Exercise instructions
Every line with the word "gpsvc" in it should be extracted from the data that follows.

Data excerpts
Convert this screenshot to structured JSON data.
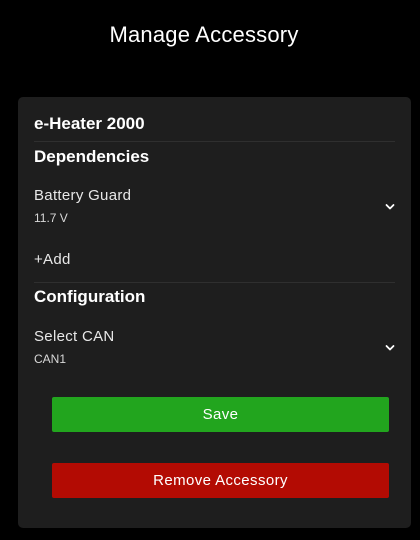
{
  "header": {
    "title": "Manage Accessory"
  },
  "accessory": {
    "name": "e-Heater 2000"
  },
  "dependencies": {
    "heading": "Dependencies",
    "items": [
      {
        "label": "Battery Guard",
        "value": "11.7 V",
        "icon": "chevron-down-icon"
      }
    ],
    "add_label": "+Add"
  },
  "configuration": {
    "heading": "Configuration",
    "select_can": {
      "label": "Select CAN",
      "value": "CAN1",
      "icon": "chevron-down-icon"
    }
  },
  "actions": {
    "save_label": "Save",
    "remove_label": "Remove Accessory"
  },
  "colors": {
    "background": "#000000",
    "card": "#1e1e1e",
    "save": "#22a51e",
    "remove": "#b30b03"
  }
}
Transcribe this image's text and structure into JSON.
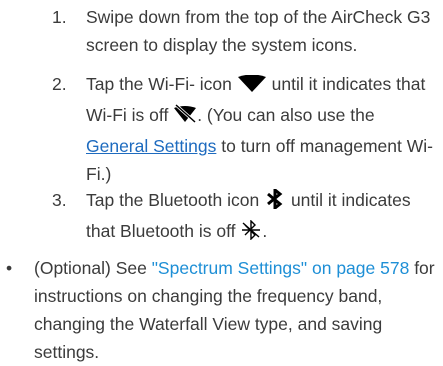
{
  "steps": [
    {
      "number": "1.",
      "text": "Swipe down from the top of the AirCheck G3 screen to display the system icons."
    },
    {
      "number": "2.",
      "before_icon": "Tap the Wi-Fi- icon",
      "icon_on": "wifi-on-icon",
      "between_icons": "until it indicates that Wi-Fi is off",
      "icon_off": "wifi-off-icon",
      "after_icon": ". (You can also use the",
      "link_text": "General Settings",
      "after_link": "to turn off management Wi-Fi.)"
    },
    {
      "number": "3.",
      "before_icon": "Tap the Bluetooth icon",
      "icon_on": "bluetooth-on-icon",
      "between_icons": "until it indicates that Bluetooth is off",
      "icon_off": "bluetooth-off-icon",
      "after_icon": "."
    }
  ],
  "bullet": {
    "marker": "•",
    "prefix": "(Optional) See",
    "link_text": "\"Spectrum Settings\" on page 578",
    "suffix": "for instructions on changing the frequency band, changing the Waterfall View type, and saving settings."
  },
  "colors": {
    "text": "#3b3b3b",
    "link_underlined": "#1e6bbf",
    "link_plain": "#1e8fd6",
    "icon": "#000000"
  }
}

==

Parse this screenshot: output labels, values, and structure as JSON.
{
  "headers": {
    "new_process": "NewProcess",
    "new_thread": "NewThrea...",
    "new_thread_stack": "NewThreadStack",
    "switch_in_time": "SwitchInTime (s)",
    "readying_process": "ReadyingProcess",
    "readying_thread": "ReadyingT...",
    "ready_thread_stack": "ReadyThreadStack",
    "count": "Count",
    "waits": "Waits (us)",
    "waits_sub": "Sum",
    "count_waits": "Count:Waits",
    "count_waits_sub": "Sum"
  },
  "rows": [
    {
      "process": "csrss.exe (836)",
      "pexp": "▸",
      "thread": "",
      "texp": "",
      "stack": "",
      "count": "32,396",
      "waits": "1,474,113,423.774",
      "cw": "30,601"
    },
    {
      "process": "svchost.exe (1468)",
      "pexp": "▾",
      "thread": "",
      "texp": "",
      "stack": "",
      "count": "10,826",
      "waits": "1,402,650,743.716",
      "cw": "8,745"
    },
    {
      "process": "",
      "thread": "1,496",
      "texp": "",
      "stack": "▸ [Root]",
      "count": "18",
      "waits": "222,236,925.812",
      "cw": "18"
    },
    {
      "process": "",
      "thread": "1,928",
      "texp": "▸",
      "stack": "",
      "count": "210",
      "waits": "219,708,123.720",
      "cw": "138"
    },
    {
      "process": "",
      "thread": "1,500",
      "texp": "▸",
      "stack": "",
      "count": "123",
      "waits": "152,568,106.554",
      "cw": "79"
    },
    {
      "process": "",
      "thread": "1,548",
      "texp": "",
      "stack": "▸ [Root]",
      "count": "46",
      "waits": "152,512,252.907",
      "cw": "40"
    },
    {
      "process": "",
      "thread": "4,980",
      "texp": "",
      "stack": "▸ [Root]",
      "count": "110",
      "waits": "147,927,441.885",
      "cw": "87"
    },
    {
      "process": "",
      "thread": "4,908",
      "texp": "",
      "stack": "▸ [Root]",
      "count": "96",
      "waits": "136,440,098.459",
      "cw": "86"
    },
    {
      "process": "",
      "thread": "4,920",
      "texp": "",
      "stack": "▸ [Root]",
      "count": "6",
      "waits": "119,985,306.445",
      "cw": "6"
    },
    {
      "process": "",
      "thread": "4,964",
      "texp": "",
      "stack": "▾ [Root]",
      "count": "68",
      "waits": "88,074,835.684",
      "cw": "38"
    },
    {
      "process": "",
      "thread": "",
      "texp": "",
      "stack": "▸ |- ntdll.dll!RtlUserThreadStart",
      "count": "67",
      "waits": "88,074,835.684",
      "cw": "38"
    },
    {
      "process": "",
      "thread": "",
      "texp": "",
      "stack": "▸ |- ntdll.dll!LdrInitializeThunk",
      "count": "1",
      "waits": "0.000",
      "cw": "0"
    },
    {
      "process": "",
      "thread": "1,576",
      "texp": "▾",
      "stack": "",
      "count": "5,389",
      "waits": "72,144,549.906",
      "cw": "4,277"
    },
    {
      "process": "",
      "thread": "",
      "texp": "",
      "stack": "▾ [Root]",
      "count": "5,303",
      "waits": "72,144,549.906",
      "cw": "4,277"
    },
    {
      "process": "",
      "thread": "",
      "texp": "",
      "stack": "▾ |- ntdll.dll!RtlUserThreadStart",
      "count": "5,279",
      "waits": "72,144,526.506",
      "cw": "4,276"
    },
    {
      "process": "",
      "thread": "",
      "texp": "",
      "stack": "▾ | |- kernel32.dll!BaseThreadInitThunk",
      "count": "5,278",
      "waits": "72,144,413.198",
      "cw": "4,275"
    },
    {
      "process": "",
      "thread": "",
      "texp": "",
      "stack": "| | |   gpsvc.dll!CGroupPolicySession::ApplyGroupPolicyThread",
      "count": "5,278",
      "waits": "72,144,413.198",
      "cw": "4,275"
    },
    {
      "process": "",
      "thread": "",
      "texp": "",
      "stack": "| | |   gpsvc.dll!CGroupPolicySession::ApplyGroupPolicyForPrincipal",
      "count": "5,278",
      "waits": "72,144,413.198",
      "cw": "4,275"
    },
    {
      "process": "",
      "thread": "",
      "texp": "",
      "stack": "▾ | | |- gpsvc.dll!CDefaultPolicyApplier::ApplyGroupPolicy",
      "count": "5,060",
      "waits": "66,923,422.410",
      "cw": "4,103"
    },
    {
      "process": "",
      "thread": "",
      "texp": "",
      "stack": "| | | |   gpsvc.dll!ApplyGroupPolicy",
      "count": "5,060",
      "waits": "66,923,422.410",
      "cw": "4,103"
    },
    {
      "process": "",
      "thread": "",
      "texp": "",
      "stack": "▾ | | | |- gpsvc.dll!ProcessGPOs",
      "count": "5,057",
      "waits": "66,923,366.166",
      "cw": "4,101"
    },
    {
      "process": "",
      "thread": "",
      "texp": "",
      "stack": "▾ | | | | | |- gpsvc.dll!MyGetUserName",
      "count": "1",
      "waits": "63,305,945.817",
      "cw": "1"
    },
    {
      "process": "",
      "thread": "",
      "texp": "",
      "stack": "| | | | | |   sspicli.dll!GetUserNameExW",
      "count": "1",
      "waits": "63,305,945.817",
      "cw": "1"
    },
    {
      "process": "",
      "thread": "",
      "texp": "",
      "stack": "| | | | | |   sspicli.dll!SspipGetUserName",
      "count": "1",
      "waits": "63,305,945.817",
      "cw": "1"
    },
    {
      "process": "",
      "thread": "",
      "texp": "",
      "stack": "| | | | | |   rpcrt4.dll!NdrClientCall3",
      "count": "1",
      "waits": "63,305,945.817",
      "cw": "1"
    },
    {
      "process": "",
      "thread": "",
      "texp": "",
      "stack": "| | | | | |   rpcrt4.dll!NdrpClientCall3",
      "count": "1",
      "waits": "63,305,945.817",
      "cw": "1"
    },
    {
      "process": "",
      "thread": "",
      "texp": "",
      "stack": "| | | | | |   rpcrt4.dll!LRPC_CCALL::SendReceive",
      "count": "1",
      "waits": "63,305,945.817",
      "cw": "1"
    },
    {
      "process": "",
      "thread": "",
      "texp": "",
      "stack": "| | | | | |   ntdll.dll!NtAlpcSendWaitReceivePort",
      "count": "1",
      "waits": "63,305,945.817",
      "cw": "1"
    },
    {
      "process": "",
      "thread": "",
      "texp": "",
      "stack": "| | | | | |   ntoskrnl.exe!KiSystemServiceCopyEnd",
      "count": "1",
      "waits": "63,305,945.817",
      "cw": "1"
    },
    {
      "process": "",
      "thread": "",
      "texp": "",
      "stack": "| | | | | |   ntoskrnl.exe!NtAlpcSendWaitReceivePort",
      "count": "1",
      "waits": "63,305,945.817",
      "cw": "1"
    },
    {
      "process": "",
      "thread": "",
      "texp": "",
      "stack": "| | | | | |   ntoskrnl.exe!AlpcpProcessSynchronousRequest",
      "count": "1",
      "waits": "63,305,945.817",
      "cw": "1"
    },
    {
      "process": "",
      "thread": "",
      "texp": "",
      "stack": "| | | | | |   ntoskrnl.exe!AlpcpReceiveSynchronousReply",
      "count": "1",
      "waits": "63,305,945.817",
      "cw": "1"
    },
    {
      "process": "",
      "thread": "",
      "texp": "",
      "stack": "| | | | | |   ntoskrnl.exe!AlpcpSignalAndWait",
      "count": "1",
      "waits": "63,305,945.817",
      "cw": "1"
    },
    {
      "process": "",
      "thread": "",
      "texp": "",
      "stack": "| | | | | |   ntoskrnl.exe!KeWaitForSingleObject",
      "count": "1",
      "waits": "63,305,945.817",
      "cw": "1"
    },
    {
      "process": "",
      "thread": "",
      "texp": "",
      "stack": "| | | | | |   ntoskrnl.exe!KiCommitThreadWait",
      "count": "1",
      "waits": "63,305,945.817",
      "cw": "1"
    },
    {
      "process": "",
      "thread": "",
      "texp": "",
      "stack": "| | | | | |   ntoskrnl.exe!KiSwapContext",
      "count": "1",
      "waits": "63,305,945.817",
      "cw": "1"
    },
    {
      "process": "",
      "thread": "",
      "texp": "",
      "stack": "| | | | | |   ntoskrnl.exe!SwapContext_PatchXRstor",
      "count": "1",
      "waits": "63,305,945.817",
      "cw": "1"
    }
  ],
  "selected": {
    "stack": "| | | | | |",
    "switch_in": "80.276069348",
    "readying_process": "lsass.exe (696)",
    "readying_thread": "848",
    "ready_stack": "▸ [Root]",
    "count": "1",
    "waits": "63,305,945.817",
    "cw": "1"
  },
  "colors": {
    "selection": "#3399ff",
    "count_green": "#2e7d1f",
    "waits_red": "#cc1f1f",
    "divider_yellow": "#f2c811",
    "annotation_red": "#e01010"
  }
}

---

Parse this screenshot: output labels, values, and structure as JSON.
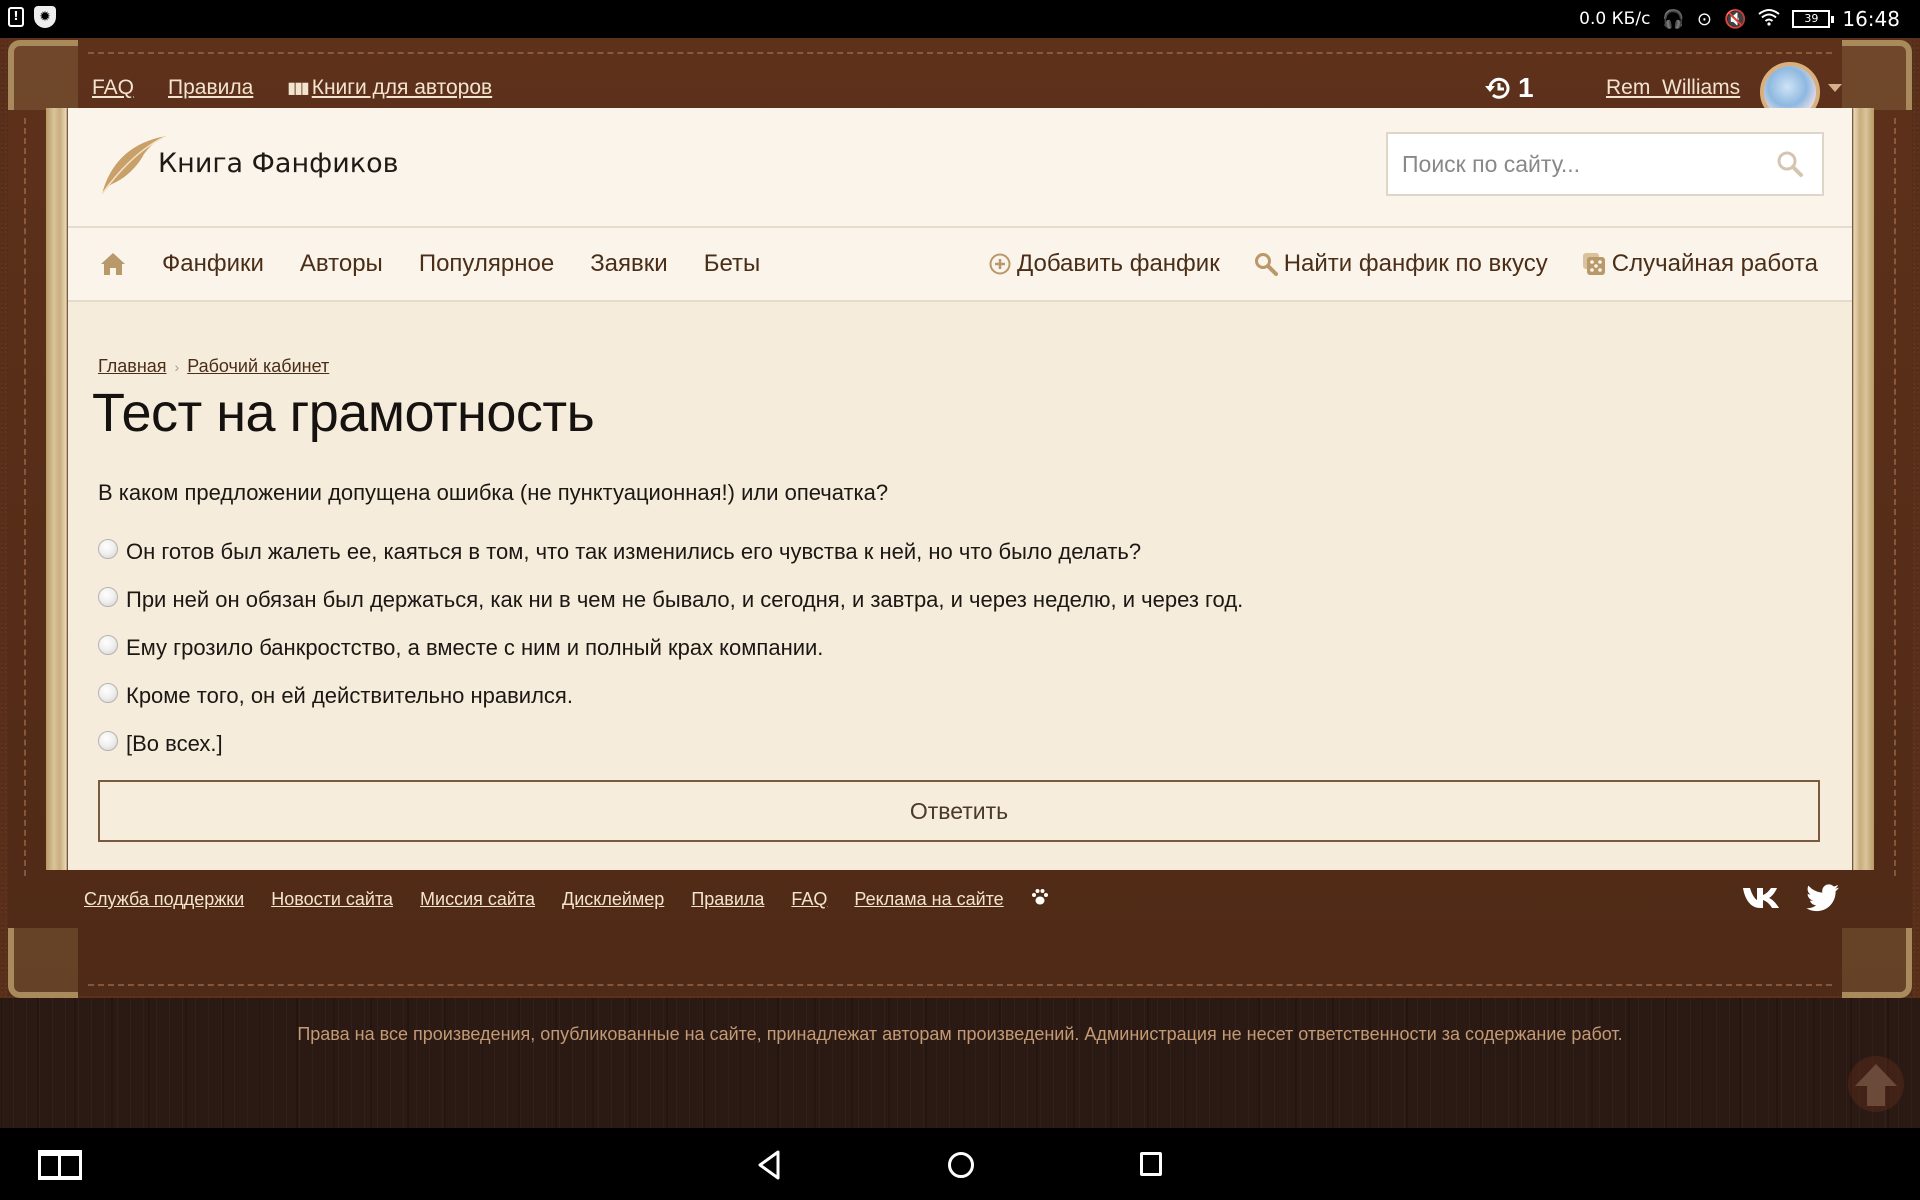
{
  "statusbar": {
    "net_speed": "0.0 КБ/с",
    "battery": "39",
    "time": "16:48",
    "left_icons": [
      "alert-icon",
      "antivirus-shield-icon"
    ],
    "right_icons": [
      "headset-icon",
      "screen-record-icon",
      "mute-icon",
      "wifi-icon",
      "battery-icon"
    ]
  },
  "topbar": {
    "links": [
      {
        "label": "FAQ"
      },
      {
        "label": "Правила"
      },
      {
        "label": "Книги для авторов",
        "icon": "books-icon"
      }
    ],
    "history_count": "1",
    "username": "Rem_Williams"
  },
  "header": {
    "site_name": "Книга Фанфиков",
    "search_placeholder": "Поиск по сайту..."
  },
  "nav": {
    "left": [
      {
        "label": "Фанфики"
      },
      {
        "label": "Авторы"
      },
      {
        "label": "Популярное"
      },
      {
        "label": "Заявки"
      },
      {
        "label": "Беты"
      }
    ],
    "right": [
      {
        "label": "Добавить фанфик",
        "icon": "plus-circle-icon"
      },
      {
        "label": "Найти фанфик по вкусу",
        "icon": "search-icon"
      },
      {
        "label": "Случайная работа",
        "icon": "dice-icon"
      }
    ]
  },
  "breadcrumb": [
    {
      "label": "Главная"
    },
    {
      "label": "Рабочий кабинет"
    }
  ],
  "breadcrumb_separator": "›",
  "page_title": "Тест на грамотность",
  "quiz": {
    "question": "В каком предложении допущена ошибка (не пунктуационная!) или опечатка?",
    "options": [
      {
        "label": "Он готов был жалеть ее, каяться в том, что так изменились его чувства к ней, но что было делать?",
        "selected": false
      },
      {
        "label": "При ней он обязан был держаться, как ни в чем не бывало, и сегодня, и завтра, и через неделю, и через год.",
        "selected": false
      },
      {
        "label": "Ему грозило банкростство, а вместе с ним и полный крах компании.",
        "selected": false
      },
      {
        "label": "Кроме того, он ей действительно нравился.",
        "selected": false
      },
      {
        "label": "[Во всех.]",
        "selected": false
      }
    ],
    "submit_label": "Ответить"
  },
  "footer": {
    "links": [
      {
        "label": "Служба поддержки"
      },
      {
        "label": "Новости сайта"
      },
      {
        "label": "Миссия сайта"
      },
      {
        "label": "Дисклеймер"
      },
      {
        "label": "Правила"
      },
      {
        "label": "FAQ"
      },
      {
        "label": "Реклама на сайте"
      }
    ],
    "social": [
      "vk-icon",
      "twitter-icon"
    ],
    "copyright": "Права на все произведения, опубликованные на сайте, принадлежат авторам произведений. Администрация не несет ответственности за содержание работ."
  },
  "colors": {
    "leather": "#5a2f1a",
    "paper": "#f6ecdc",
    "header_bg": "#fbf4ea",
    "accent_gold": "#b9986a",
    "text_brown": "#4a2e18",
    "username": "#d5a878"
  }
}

Solved exercise
      "stack": "| | |   gpsvc.dll!CGroupPolicySession::ApplyGroupPolicyThread",
      "stack": "| | |   gpsvc.dll!CGroupPolicySession::ApplyGroupPolicyForPrincipal",
      "stack": "▾ | | |- gpsvc.dll!CDefaultPolicyApplier::ApplyGroupPolicy",
      "stack": "| | | |   gpsvc.dll!ApplyGroupPolicy",
      "stack": "▾ | | | |- gpsvc.dll!ProcessGPOs",
      "stack": "▾ | | | | | |- gpsvc.dll!MyGetUserName",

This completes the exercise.